═════ EXTRACTED DATA ═════

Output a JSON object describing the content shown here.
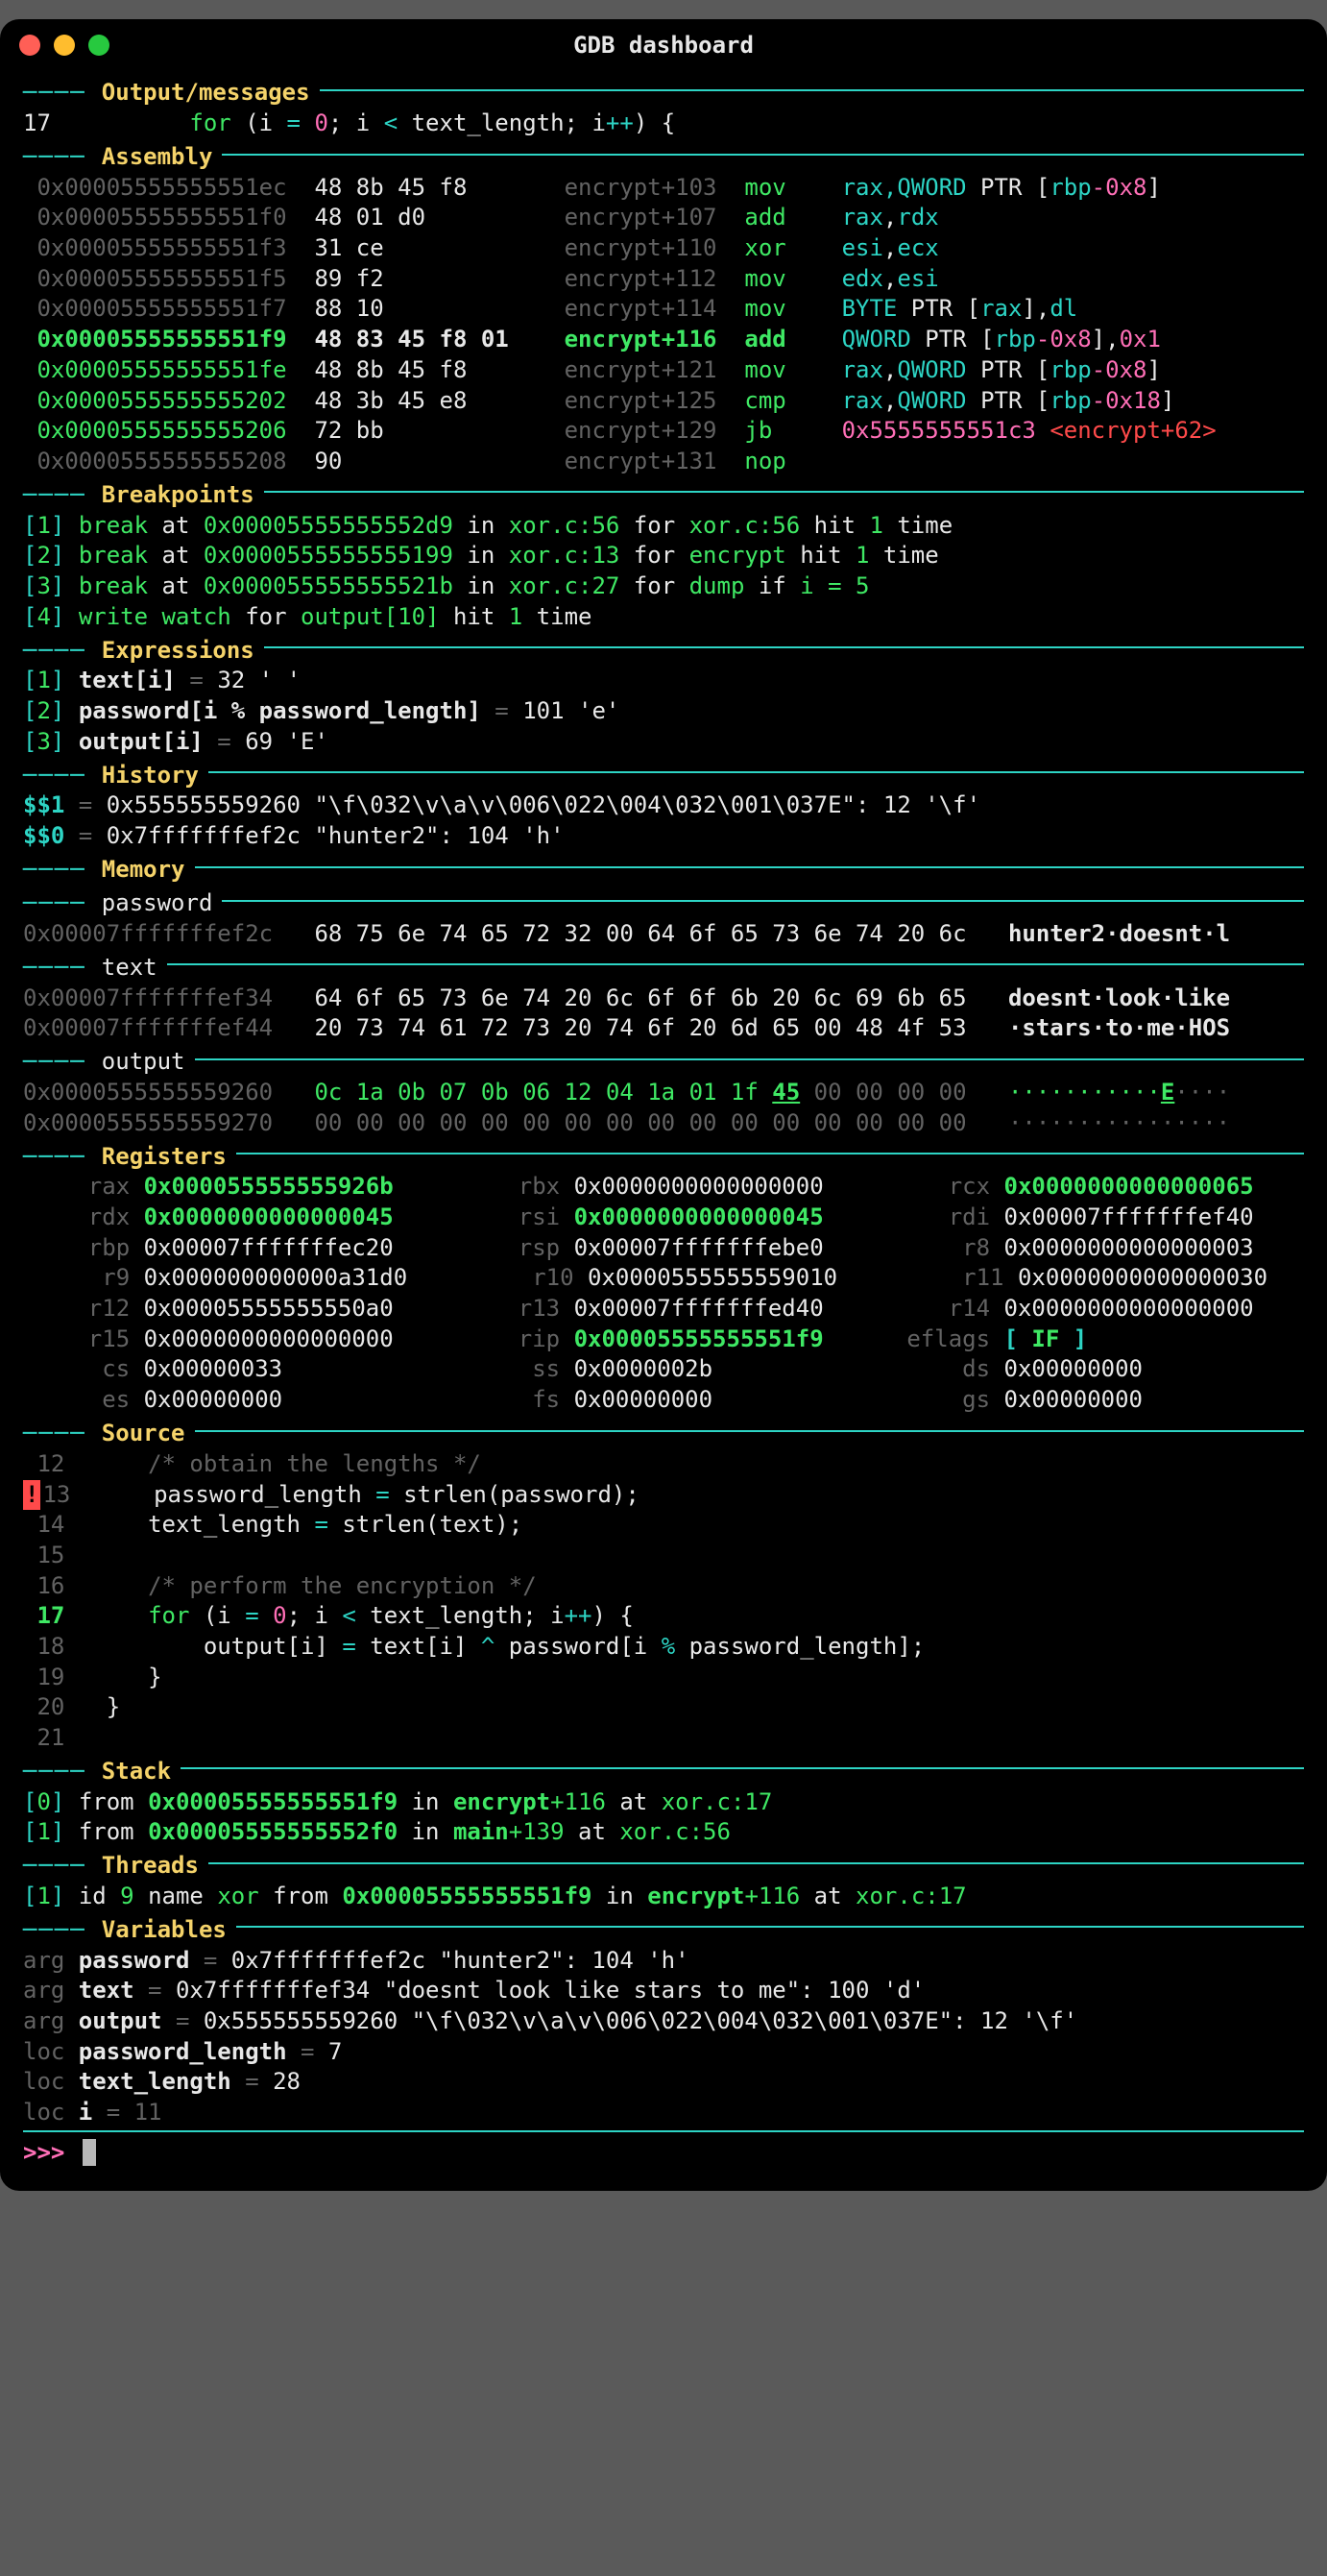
{
  "window": {
    "title": "GDB dashboard"
  },
  "sections": {
    "output": "Output/messages",
    "assembly": "Assembly",
    "breakpoints": "Breakpoints",
    "expressions": "Expressions",
    "history": "History",
    "memory": "Memory",
    "registers": "Registers",
    "source": "Source",
    "stack": "Stack",
    "threads": "Threads",
    "variables": "Variables"
  },
  "output": {
    "lineno": "17",
    "code": "for (i = 0; i < text_length; i++) {"
  },
  "assembly": [
    {
      "addr": "0x00005555555551ec",
      "bytes": "48 8b 45 f8",
      "loc": "encrypt+103",
      "op": "mov",
      "hl": false,
      "args": [
        [
          "BYTE",
          "rax,"
        ],
        [
          "CY",
          "QWORD"
        ],
        [
          "W",
          " PTR ["
        ],
        [
          "BYTE",
          "rbp"
        ],
        [
          "MG",
          "-0x8"
        ],
        [
          "W",
          "]"
        ]
      ]
    },
    {
      "addr": "0x00005555555551f0",
      "bytes": "48 01 d0",
      "loc": "encrypt+107",
      "op": "add",
      "hl": false,
      "args": [
        [
          "BYTE",
          "rax"
        ],
        [
          "W",
          ","
        ],
        [
          "BYTE",
          "rdx"
        ]
      ]
    },
    {
      "addr": "0x00005555555551f3",
      "bytes": "31 ce",
      "loc": "encrypt+110",
      "op": "xor",
      "hl": false,
      "args": [
        [
          "BYTE",
          "esi"
        ],
        [
          "W",
          ","
        ],
        [
          "BYTE",
          "ecx"
        ]
      ]
    },
    {
      "addr": "0x00005555555551f5",
      "bytes": "89 f2",
      "loc": "encrypt+112",
      "op": "mov",
      "hl": false,
      "args": [
        [
          "BYTE",
          "edx"
        ],
        [
          "W",
          ","
        ],
        [
          "BYTE",
          "esi"
        ]
      ]
    },
    {
      "addr": "0x00005555555551f7",
      "bytes": "88 10",
      "loc": "encrypt+114",
      "op": "mov",
      "hl": false,
      "args": [
        [
          "CY",
          "BYTE"
        ],
        [
          "W",
          " PTR ["
        ],
        [
          "BYTE",
          "rax"
        ],
        [
          "W",
          "],"
        ],
        [
          "BYTE",
          "dl"
        ]
      ]
    },
    {
      "addr": "0x00005555555551f9",
      "bytes": "48 83 45 f8 01",
      "loc": "encrypt+116",
      "op": "add",
      "hl": true,
      "args": [
        [
          "CY",
          "QWORD"
        ],
        [
          "W",
          " PTR ["
        ],
        [
          "BYTE",
          "rbp"
        ],
        [
          "MG",
          "-0x8"
        ],
        [
          "W",
          "],"
        ],
        [
          "MG",
          "0x1"
        ]
      ]
    },
    {
      "addr": "0x00005555555551fe",
      "bytes": "48 8b 45 f8",
      "loc": "encrypt+121",
      "op": "mov",
      "hl": false,
      "args": [
        [
          "BYTE",
          "rax"
        ],
        [
          "W",
          ","
        ],
        [
          "CY",
          "QWORD"
        ],
        [
          "W",
          " PTR ["
        ],
        [
          "BYTE",
          "rbp"
        ],
        [
          "MG",
          "-0x8"
        ],
        [
          "W",
          "]"
        ]
      ]
    },
    {
      "addr": "0x0000555555555202",
      "bytes": "48 3b 45 e8",
      "loc": "encrypt+125",
      "op": "cmp",
      "hl": false,
      "args": [
        [
          "BYTE",
          "rax"
        ],
        [
          "W",
          ","
        ],
        [
          "CY",
          "QWORD"
        ],
        [
          "W",
          " PTR ["
        ],
        [
          "BYTE",
          "rbp"
        ],
        [
          "MG",
          "-0x18"
        ],
        [
          "W",
          "]"
        ]
      ]
    },
    {
      "addr": "0x0000555555555206",
      "bytes": "72 bb",
      "loc": "encrypt+129",
      "op": "jb",
      "hl": false,
      "args": [
        [
          "MG",
          "0x5555555551c3"
        ],
        [
          "W",
          " "
        ],
        [
          "RD",
          "<encrypt+62>"
        ]
      ]
    },
    {
      "addr": "0x0000555555555208",
      "bytes": "90",
      "loc": "encrypt+131",
      "op": "nop",
      "hl": false,
      "args": []
    }
  ],
  "breakpoints": [
    {
      "idx": "1",
      "text": "break at 0x00005555555552d9 in xor.c:56 for xor.c:56 hit 1 time",
      "gr": [
        "break",
        "0x00005555555552d9",
        "xor.c:56",
        "xor.c:56",
        "1"
      ]
    },
    {
      "idx": "2",
      "text": "break at 0x0000555555555199 in xor.c:13 for encrypt hit 1 time",
      "gr": [
        "break",
        "0x0000555555555199",
        "xor.c:13",
        "encrypt",
        "1"
      ]
    },
    {
      "idx": "3",
      "text": "break at 0x000055555555521b in xor.c:27 for dump if i = 5",
      "gr": [
        "break",
        "0x000055555555521b",
        "xor.c:27",
        "dump",
        "i = 5"
      ]
    },
    {
      "idx": "4",
      "text": "write watch for output[10] hit 1 time",
      "gr": [
        "write watch",
        "output[10]",
        "1"
      ]
    }
  ],
  "expressions": [
    {
      "idx": "1",
      "expr": "text[i]",
      "val": "32 ' '"
    },
    {
      "idx": "2",
      "expr": "password[i % password_length]",
      "val": "101 'e'"
    },
    {
      "idx": "3",
      "expr": "output[i]",
      "val": "69 'E'"
    }
  ],
  "history": [
    {
      "var": "$$1",
      "val": "0x555555559260 \"\\f\\032\\v\\a\\v\\006\\022\\004\\032\\001\\037E\": 12 '\\f'"
    },
    {
      "var": "$$0",
      "val": "0x7fffffffef2c \"hunter2\": 104 'h'"
    }
  ],
  "memory": {
    "password": [
      {
        "addr": "0x00007fffffffef2c",
        "hex": "68 75 6e 74 65 72 32 00 64 6f 65 73 6e 74 20 6c",
        "ascii": "hunter2·doesnt·l"
      }
    ],
    "text": [
      {
        "addr": "0x00007fffffffef34",
        "hex": "64 6f 65 73 6e 74 20 6c 6f 6f 6b 20 6c 69 6b 65",
        "ascii": "doesnt·look·like"
      },
      {
        "addr": "0x00007fffffffef44",
        "hex": "20 73 74 61 72 73 20 74 6f 20 6d 65 00 48 4f 53",
        "ascii": "·stars·to·me·HOS"
      }
    ],
    "output": [
      {
        "addr": "0x0000555555559260",
        "hex": "0c 1a 0b 07 0b 06 12 04 1a 01 1f ",
        "hexhl": "45",
        "hextail": " 00 00 00 00",
        "ascii": "···········",
        "asciihl": "E",
        "asciitail": "····"
      },
      {
        "addr": "0x0000555555559270",
        "hex": "00 00 00 00 00 00 00 00 00 00 00 00 00 00 00 00",
        "ascii": "················"
      }
    ]
  },
  "registers": [
    [
      {
        "n": "rax",
        "v": "0x000055555555926b",
        "hl": true
      },
      {
        "n": "rbx",
        "v": "0x0000000000000000"
      },
      {
        "n": "rcx",
        "v": "0x0000000000000065",
        "hl": true
      }
    ],
    [
      {
        "n": "rdx",
        "v": "0x0000000000000045",
        "hl": true
      },
      {
        "n": "rsi",
        "v": "0x0000000000000045",
        "hl": true
      },
      {
        "n": "rdi",
        "v": "0x00007fffffffef40"
      }
    ],
    [
      {
        "n": "rbp",
        "v": "0x00007fffffffec20"
      },
      {
        "n": "rsp",
        "v": "0x00007fffffffebe0"
      },
      {
        "n": "r8",
        "v": "0x0000000000000003"
      }
    ],
    [
      {
        "n": "r9",
        "v": "0x000000000000a31d0"
      },
      {
        "n": "r10",
        "v": "0x0000555555559010"
      },
      {
        "n": "r11",
        "v": "0x0000000000000030"
      }
    ],
    [
      {
        "n": "r12",
        "v": "0x00005555555550a0"
      },
      {
        "n": "r13",
        "v": "0x00007fffffffed40"
      },
      {
        "n": "r14",
        "v": "0x0000000000000000"
      }
    ],
    [
      {
        "n": "r15",
        "v": "0x0000000000000000"
      },
      {
        "n": "rip",
        "v": "0x00005555555551f9",
        "hl": true
      },
      {
        "n": "eflags",
        "v": "[ IF ]",
        "flag": true
      }
    ],
    [
      {
        "n": "cs",
        "v": "0x00000033"
      },
      {
        "n": "ss",
        "v": "0x0000002b"
      },
      {
        "n": "ds",
        "v": "0x00000000"
      }
    ],
    [
      {
        "n": "es",
        "v": "0x00000000"
      },
      {
        "n": "fs",
        "v": "0x00000000"
      },
      {
        "n": "gs",
        "v": "0x00000000"
      }
    ]
  ],
  "source": [
    {
      "ln": "12",
      "text": "/* obtain the lengths */",
      "comment": true
    },
    {
      "ln": "13",
      "text": "password_length = strlen(password);",
      "bp": true
    },
    {
      "ln": "14",
      "text": "text_length = strlen(text);"
    },
    {
      "ln": "15",
      "text": ""
    },
    {
      "ln": "16",
      "text": "/* perform the encryption */",
      "comment": true
    },
    {
      "ln": "17",
      "text": "for (i = 0; i < text_length; i++) {",
      "cur": true
    },
    {
      "ln": "18",
      "text": "    output[i] = text[i] ^ password[i % password_length];"
    },
    {
      "ln": "19",
      "text": "}"
    },
    {
      "ln": "20",
      "text": "}",
      "dedent": true
    },
    {
      "ln": "21",
      "text": ""
    }
  ],
  "stack": [
    {
      "idx": "0",
      "addr": "0x00005555555551f9",
      "fn": "encrypt",
      "off": "+116",
      "loc": "xor.c:17"
    },
    {
      "idx": "1",
      "addr": "0x00005555555552f0",
      "fn": "main",
      "off": "+139",
      "loc": "xor.c:56"
    }
  ],
  "threads": [
    {
      "idx": "1",
      "id": "9",
      "name": "xor",
      "addr": "0x00005555555551f9",
      "fn": "encrypt",
      "off": "+116",
      "loc": "xor.c:17"
    }
  ],
  "variables": [
    {
      "kind": "arg",
      "name": "password",
      "val": "0x7fffffffef2c \"hunter2\": 104 'h'"
    },
    {
      "kind": "arg",
      "name": "text",
      "val": "0x7fffffffef34 \"doesnt look like stars to me\": 100 'd'"
    },
    {
      "kind": "arg",
      "name": "output",
      "val": "0x555555559260 \"\\f\\032\\v\\a\\v\\006\\022\\004\\032\\001\\037E\": 12 '\\f'"
    },
    {
      "kind": "loc",
      "name": "password_length",
      "val": "7"
    },
    {
      "kind": "loc",
      "name": "text_length",
      "val": "28"
    },
    {
      "kind": "loc",
      "name": "i",
      "val": "11",
      "dimval": true
    }
  ],
  "prompt": ">>>"
}
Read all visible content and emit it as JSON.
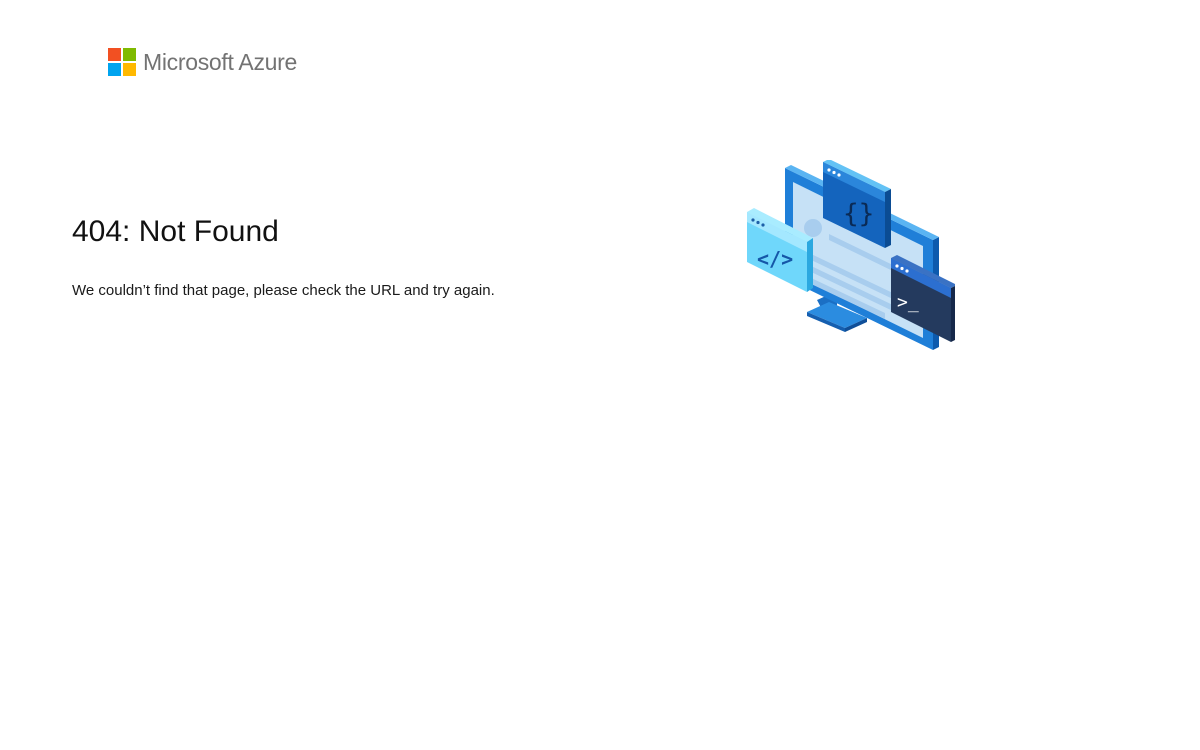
{
  "brand": {
    "name": "Microsoft Azure",
    "logo_colors": [
      "#f25022",
      "#7fba00",
      "#00a4ef",
      "#ffb900"
    ]
  },
  "error": {
    "title": "404: Not Found",
    "message": "We couldn’t find that page, please check the URL and try again."
  },
  "illustration": {
    "icon": "developer-windows-illustration",
    "code_glyph": "</>",
    "braces_glyph": "{}",
    "prompt_glyph": ">_"
  },
  "colors": {
    "accent": "#0078d4",
    "light_blue": "#50e6ff",
    "navy": "#243a5e",
    "text": "#111111"
  }
}
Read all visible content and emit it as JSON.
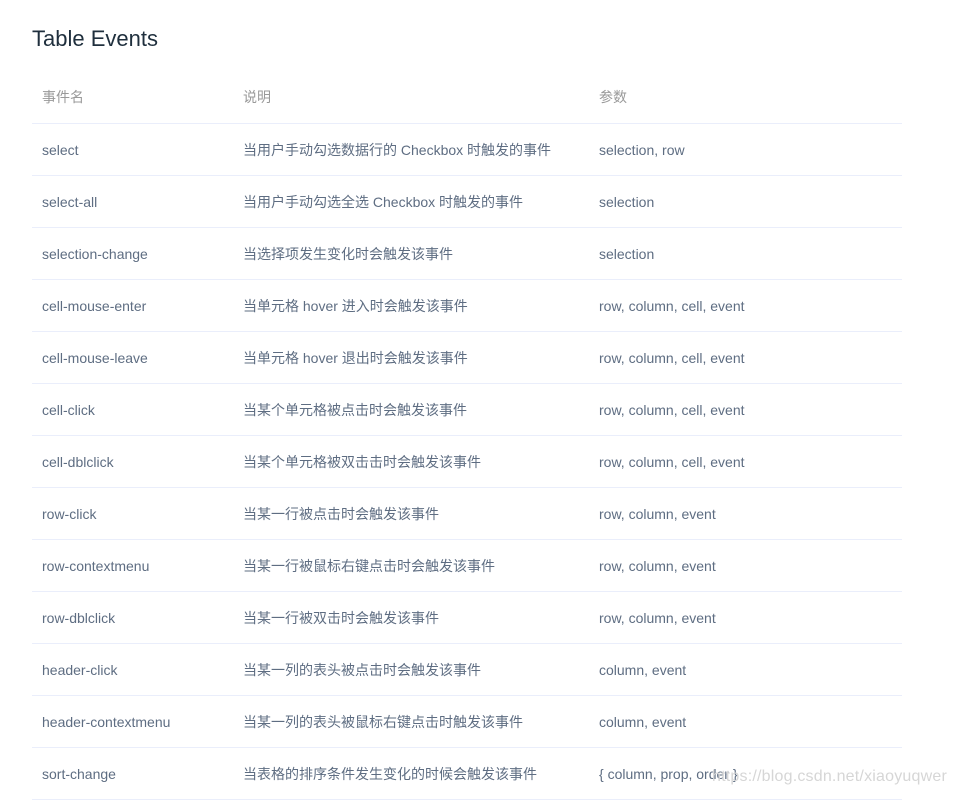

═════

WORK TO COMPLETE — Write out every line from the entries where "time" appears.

ANSWER —
      "text": "break at 0x00005555555552d9 in xor.c:56 for xor.c:56 hit 1 time",
      "text": "break at 0x0000555555555199 in xor.c:13 for encrypt hit 1 time",
      "text": "write watch for output[10] hit 1 time",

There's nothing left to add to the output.